Can Adults get Ear Infections?

Ear-Anatomy.jpgEar infections are commonly thought of as something that only happens to small children, but it's a lot more common in adults than you might think. While most cases of ear infections do occur in children, it is still possible to develop ear infections as an adult - and when they do occur in adults, they are more serious and require medical attention. Here's what you need to know about ear infections.

Symptoms Of Ear Infection

Recognizing the signs that an ear infection is developing may be difficult for you, but if they become a recurring theme in life, you may start to recognize it later on. The ear is one of the most intricate and complicated parts of the body. The structure is delicate, and there are several chambers to consider, and an ear infection can develop in any of the inner, middle and outer ear chambers. The most common place to develop a disease is the middle ear, but the outer ear is also affected sometimes.

Inner Ear Infection

When an inner ear infection occurs, this is usually a sign of something going on elsewhere in the body. Some of the symptoms of an inner ear infection that are common include:

•    Hearing loss

•    Nausea

•    Balance issues

•    Inflammation

•    Tenderness

•    Headache

•    Swelling

•    Fever

Sometimes, a discharge can come from the ear, but it's a sign of something more serious than an infection; usually a perforated eardrum. Seek medical attention if you notice blood or discharge coming from the ear. There are a variety of diseases that occur in each chamber of the ear, and each infection is different.

Middle Ear

The eardrum is located just in front of the middle ear, and the infections usually begin when viruses or other bacteria that affect the eyes, mouth and nose get trapped here. The feeling of clogged ears is the result of this bacteria, and those who have a middle ear infection have trouble with their hearing with a fluid buildup in the back behind the drum. With fluid accumulations, the pressure pushes on the eardrum and fluid can drain from the ear itself.

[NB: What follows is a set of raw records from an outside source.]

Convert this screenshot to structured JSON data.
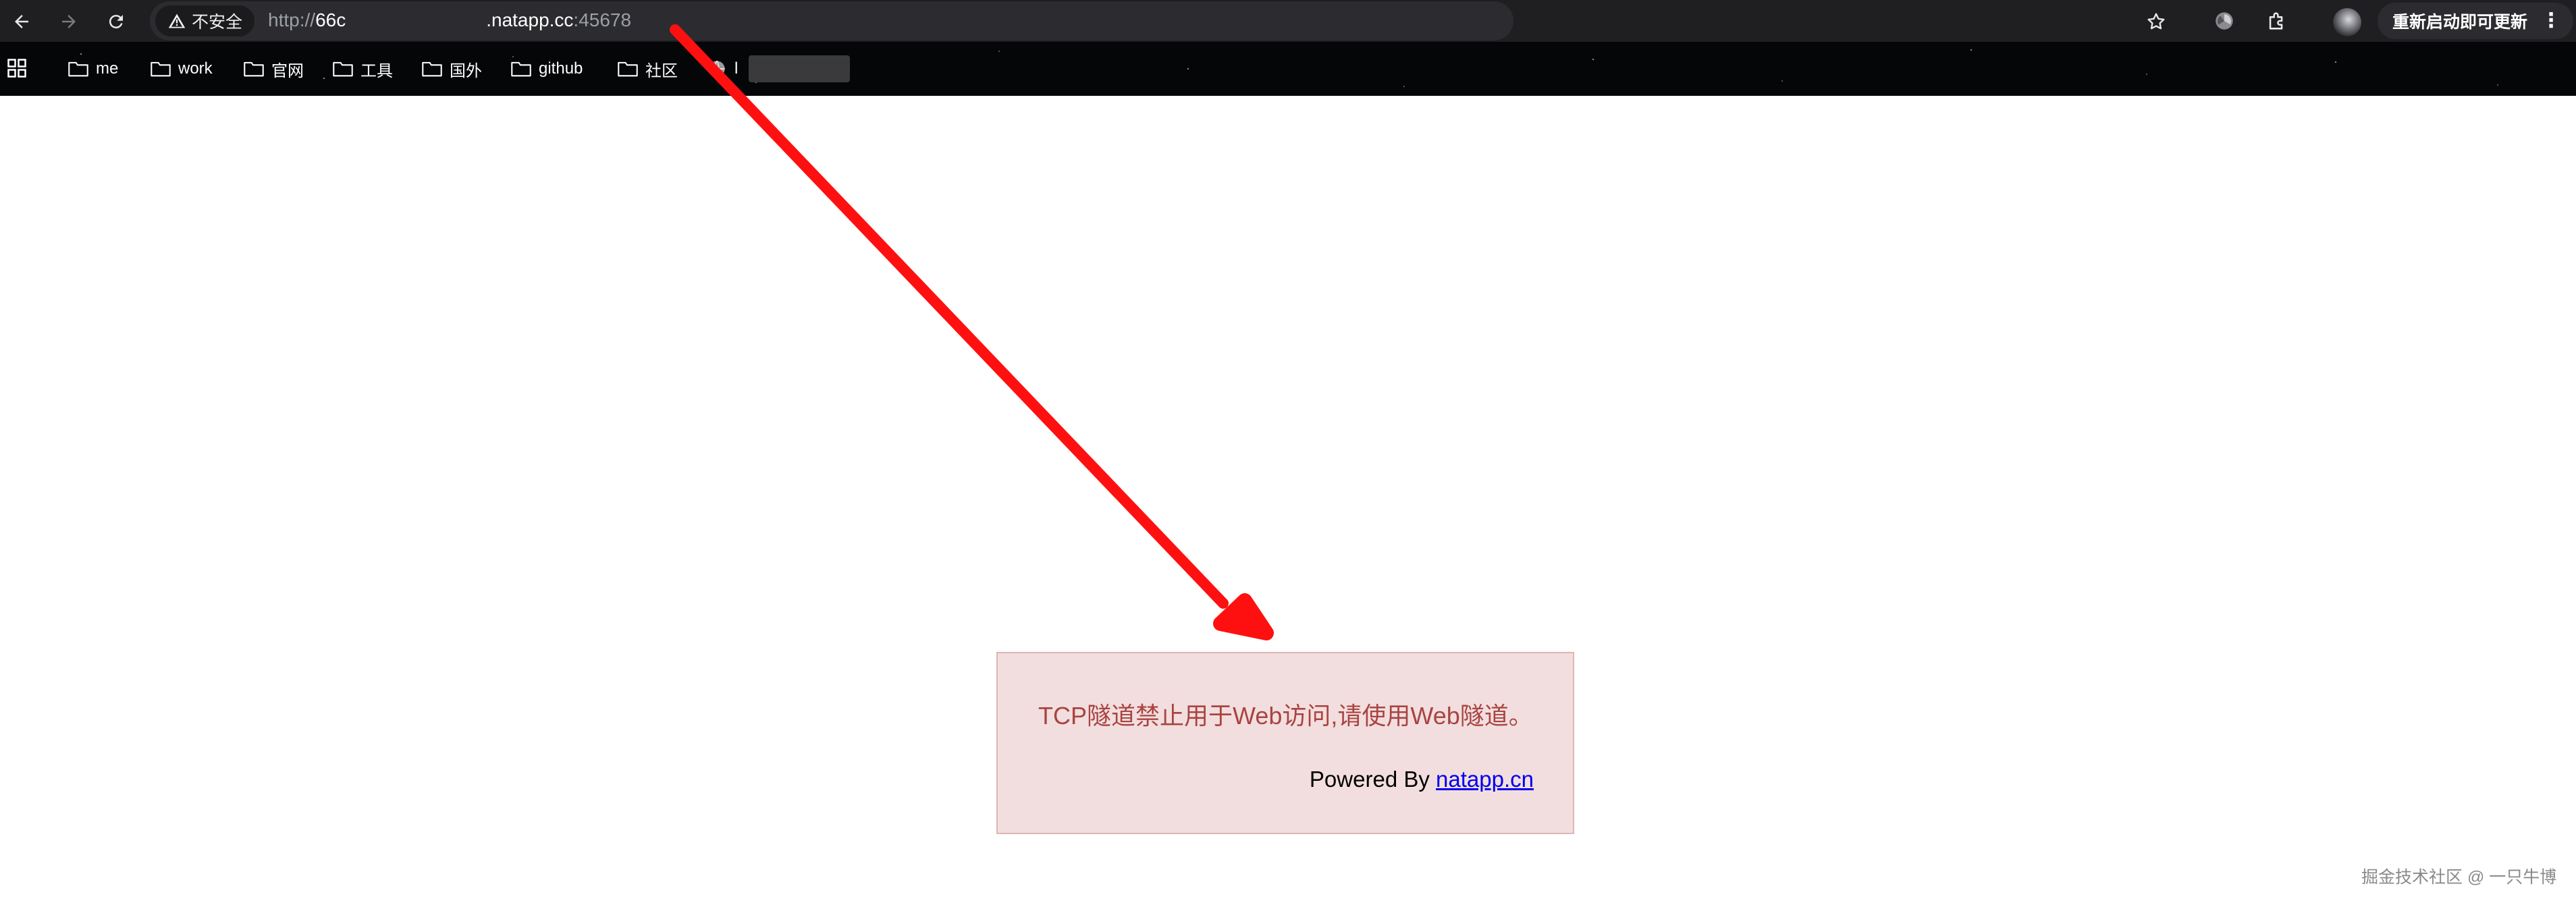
{
  "browser": {
    "security_label": "不安全",
    "url": {
      "scheme": "http://",
      "host_prefix": "66c",
      "host_suffix": ".natapp.cc",
      "port": ":45678"
    },
    "update_button_label": "重新启动即可更新",
    "menu_glyph": "⋮"
  },
  "bookmarks": {
    "items": [
      {
        "label": "me",
        "icon": "folder-icon"
      },
      {
        "label": "work",
        "icon": "folder-icon"
      },
      {
        "label": "官网",
        "icon": "folder-icon"
      },
      {
        "label": "工具",
        "icon": "folder-icon"
      },
      {
        "label": "国外",
        "icon": "folder-icon"
      },
      {
        "label": "github",
        "icon": "folder-icon"
      },
      {
        "label": "社区",
        "icon": "folder-icon"
      },
      {
        "label": "l",
        "icon": "globe-icon"
      }
    ]
  },
  "page": {
    "message": "TCP隧道禁止用于Web访问,请使用Web隧道。",
    "powered_by_label": "Powered By",
    "powered_by_link": "natapp.cn"
  },
  "colors": {
    "notice_background": "#f2dede",
    "notice_border": "#e0b5b6",
    "notice_text": "#a94442",
    "link": "#0000ee",
    "annotation_arrow": "#ff0000"
  },
  "watermark": "掘金技术社区 @ 一只牛博"
}
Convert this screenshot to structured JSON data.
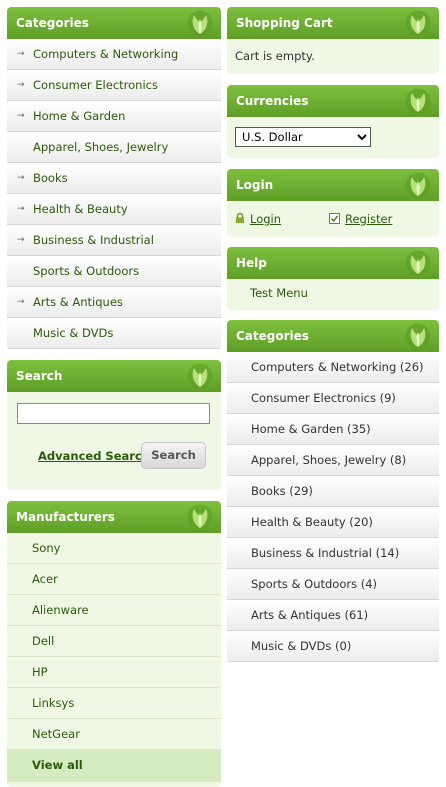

Outer Ear Infections

Sometimes, an outer ear infection can begin with a rash on the outside of the ear. This rash is itchy, and as the external ear canal is a balanced breeding ground for germs to build, outer ear infections can occur. Injuries to the ear or irritation can cause outer ear infections, and the most common symptoms are swelling, pain, tenderness and red skin.

When To See An ENT Doctor

You should see an ENT doctor if three days have passed without improvement in your symptoms, and you should be seen ASAP if you start to lose your balance. 

Treating Your Ear Infection

There are some cases where an ear infection won't need any treatment at all, and after a time, it will clear up on its own. Symptoms can be managed with rest, fluids and the occasional pain killer, but it's important not to try and guess what treatment you need. An ENT can prescribe antibiotics to knock out an infection that's causing the pain and fever, and most ear infections can be managed with over the counter medications. Your ENT will go through the home care methods you can use, including ear drops and warm compresses.

Preventing Ear Infection

Some simple changes in your life can help you to prevent ear infections, such as quitting smoking and cleaning the outer ear after bathing (nothing in the ear, please!). Regular hand washing can also help you to keep bacteria from getting inside your ear. If you feel that you may be experiencing an ear infection, and you live in the Athens, GA area, call Ashford Clinic today to learn more and to make an appointment.